An ulcer is an open sore in the skin or mucous membrane that is resistant to healing. This reduced healing is generally due to a decrease in circulation to the area.

They can range in severity from a simple erosion of the epidermis to a persistent wound deep enough to expose the underlying tissue, muscle, or even bone. Ulcers are very prone to infection and should always be evaluated by a medical professional.

There are many mechanisms that can result in ulcer formation. Trauma to the skin in areas that naturally experience decreased circulation, such as the lower legs, can create an ulcer. Ulcers can be the result of internal medical conditions – any medical condition that results in reduced circulation to an area can cause ulcers to form.

Therefore, some common skin diseases that can result in ulcerations include stasis dermatitis, vasculitis, cancers such as squamous cell carcinoma, basal cell carcinoma, and melanoma, herpes outbreaks, and bacterial infections.

Long-term pressure on an area can create an ulcer known as a bed sore or decubitus ulcer. These tend to occur in people who are somehow incapacitated and made to spend many days in bed or in a wheelchair. The constant pressure caused by laying or sitting in the same position results in reduced blood supply to tissues near bony areas such as the hips, heels, ankles, elbows, back of the head, and tailbone.

Persons with type II diabetes are especially prone to developing ulcers on the feet that can lead to serious complications if left untreated.

Unfortunately, even with treatment, ulcers are slow to heal. Most treatments involve preventing infection and creating an environment in which the ulcer is allowed to heal. Most important, however, is identifying and resolving the underlying cause of the ulcer.

Topical and oral antibiotics and keeping the wound clean can prevent infection while debridement (removal of dead tissue), maintaining a moist environment, and compression can aid the healing process. Ulcers can be a chronic condition and occur more often in persons who smoke cigarettes or are overweight.

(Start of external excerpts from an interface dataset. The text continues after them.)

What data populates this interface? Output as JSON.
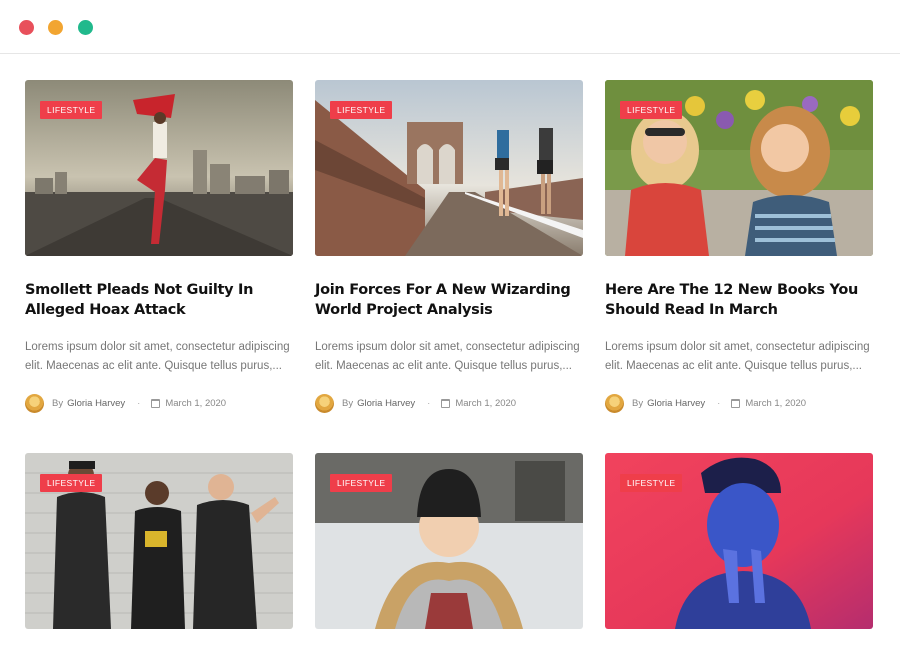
{
  "window": {
    "controls": [
      "close",
      "minimize",
      "maximize"
    ]
  },
  "colors": {
    "badge": "#ef3e4a",
    "title": "#111111",
    "excerpt": "#777777"
  },
  "posts": [
    {
      "category": "LIFESTYLE",
      "title": "Smollett Pleads Not Guilty In Alleged Hoax Attack",
      "excerpt": "Lorems ipsum dolor sit amet, consectetur adipiscing elit. Maecenas ac elit ante. Quisque tellus purus,...",
      "by": "By",
      "author": "Gloria Harvey",
      "date": "March 1, 2020"
    },
    {
      "category": "LIFESTYLE",
      "title": "Join Forces For A New Wizarding World Project Analysis",
      "excerpt": "Lorems ipsum dolor sit amet, consectetur adipiscing elit. Maecenas ac elit ante. Quisque tellus purus,...",
      "by": "By",
      "author": "Gloria Harvey",
      "date": "March 1, 2020"
    },
    {
      "category": "LIFESTYLE",
      "title": "Here Are The 12 New Books You Should Read In March",
      "excerpt": "Lorems ipsum dolor sit amet, consectetur adipiscing elit. Maecenas ac elit ante. Quisque tellus purus,...",
      "by": "By",
      "author": "Gloria Harvey",
      "date": "March 1, 2020"
    },
    {
      "category": "LIFESTYLE"
    },
    {
      "category": "LIFESTYLE"
    },
    {
      "category": "LIFESTYLE"
    }
  ]
}
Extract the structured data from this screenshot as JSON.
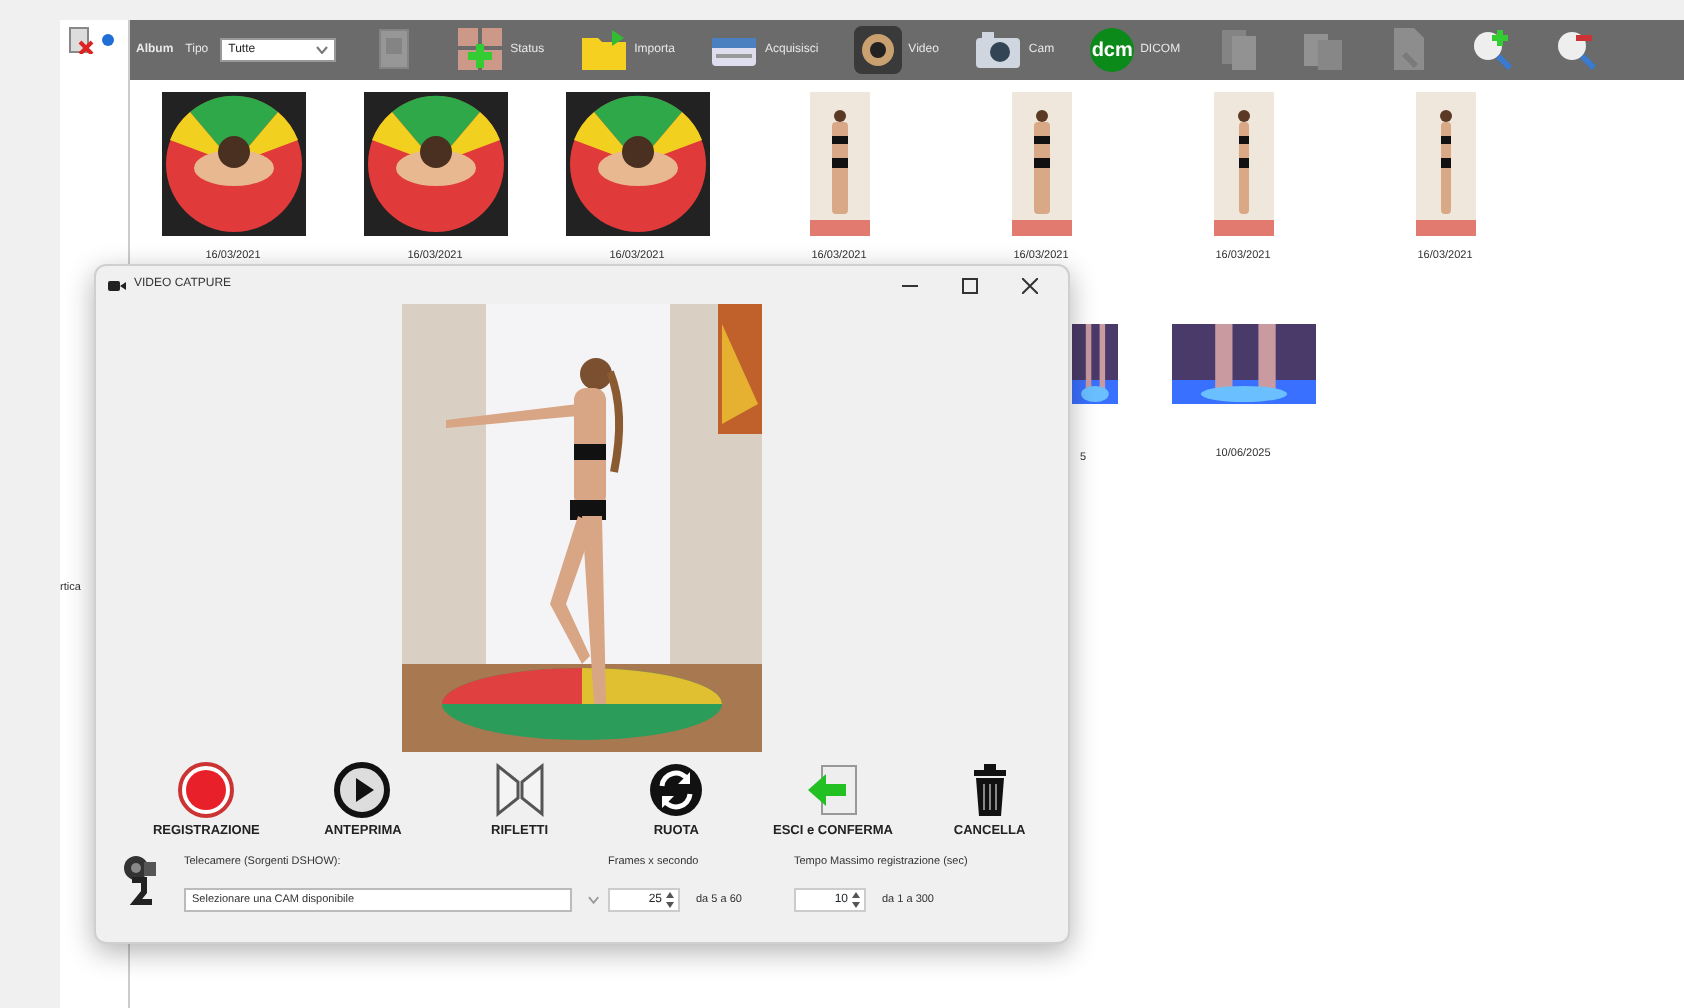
{
  "toolbar": {
    "album_label": "Album",
    "type_label": "Tipo",
    "type_select": "Tutte",
    "tools": [
      {
        "kind": "doc",
        "disabled": true
      },
      {
        "kind": "status",
        "label": "Status",
        "disabled": false
      },
      {
        "kind": "folder",
        "label": "Importa",
        "disabled": false
      },
      {
        "kind": "scanner",
        "label": "Acquisisci",
        "disabled": false
      },
      {
        "kind": "webcam",
        "label": "Video",
        "disabled": false
      },
      {
        "kind": "camera",
        "label": "Cam",
        "disabled": false
      },
      {
        "kind": "dicom",
        "badge": "dcm",
        "label": "DICOM",
        "disabled": false
      },
      {
        "kind": "pages",
        "disabled": true
      },
      {
        "kind": "copy",
        "disabled": true
      },
      {
        "kind": "file",
        "disabled": true
      },
      {
        "kind": "zoom-in",
        "disabled": false
      },
      {
        "kind": "zoom-out",
        "disabled": false
      }
    ]
  },
  "sidebar": {
    "text": "rtica"
  },
  "gallery": [
    {
      "kind": "target",
      "date": "16/03/2021"
    },
    {
      "kind": "target",
      "date": "16/03/2021"
    },
    {
      "kind": "target",
      "date": "16/03/2021"
    },
    {
      "kind": "front",
      "date": "16/03/2021"
    },
    {
      "kind": "front",
      "date": "16/03/2021"
    },
    {
      "kind": "side",
      "date": "16/03/2021"
    },
    {
      "kind": "side",
      "date": "16/03/2021"
    }
  ],
  "gallery_row_2": [
    {
      "kind": "partial",
      "date": "5"
    },
    {
      "kind": "feet",
      "date": "10/06/2025"
    }
  ],
  "dialog": {
    "title": "VIDEO CATPURE",
    "actions": [
      {
        "kind": "record",
        "label": "REGISTRAZIONE"
      },
      {
        "kind": "preview",
        "label": "ANTEPRIMA"
      },
      {
        "kind": "mirror",
        "label": "RIFLETTI"
      },
      {
        "kind": "rotate",
        "label": "RUOTA"
      },
      {
        "kind": "confirm",
        "label": "ESCI e CONFERMA"
      },
      {
        "kind": "delete",
        "label": "CANCELLA"
      }
    ],
    "camera": {
      "label": "Telecamere (Sorgenti DSHOW):",
      "value": "Selezionare una CAM disponibile"
    },
    "fps": {
      "label": "Frames x secondo",
      "value": "25",
      "range": "da 5 a 60"
    },
    "max_time": {
      "label": "Tempo Massimo registrazione (sec)",
      "value": "10",
      "range": "da 1 a 300"
    }
  }
}
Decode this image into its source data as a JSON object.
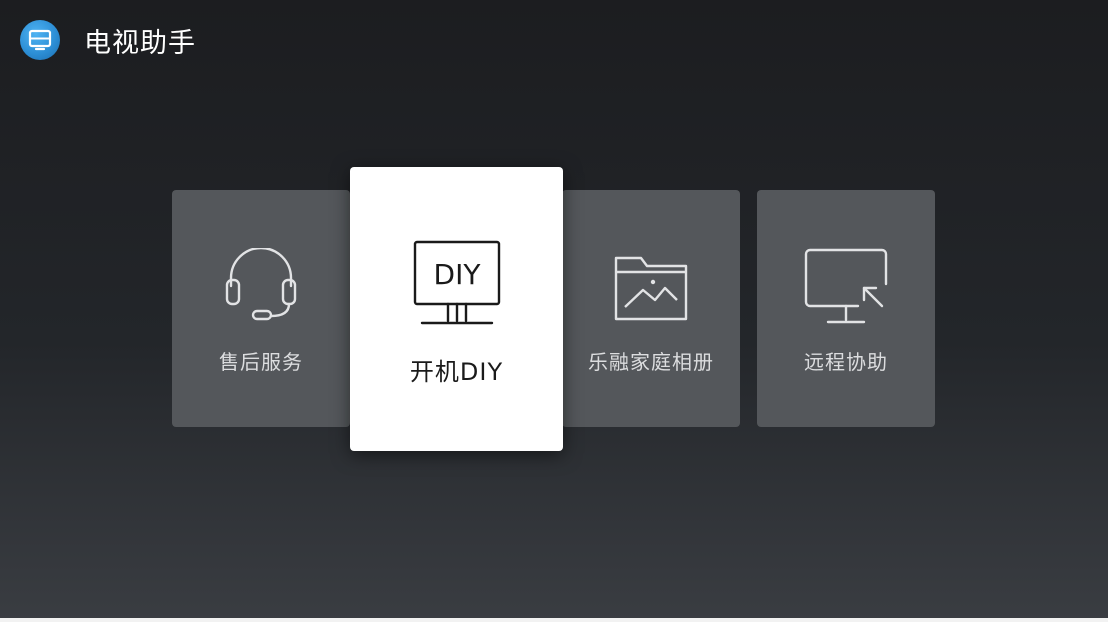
{
  "app": {
    "title": "电视助手",
    "logo_icon": "tv-assistant-logo-icon",
    "accent_color": "#2d8fd6"
  },
  "menu": {
    "selected_index": 1,
    "tiles": [
      {
        "label": "售后服务",
        "icon": "headset-icon"
      },
      {
        "label": "开机DIY",
        "icon": "diy-monitor-icon",
        "icon_text": "DIY"
      },
      {
        "label": "乐融家庭相册",
        "icon": "photo-folder-icon"
      },
      {
        "label": "远程协助",
        "icon": "remote-monitor-icon"
      }
    ]
  }
}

Contact your dermatologist for evaluation and treatment if you have a sore that is slow to heal.

 

Ulcer caused by SCC:

Squamous_Cell_Carcinoma

 

Venous ulcer:

Cutaneous_Leishmaniasis

* Results and your patient experience may vary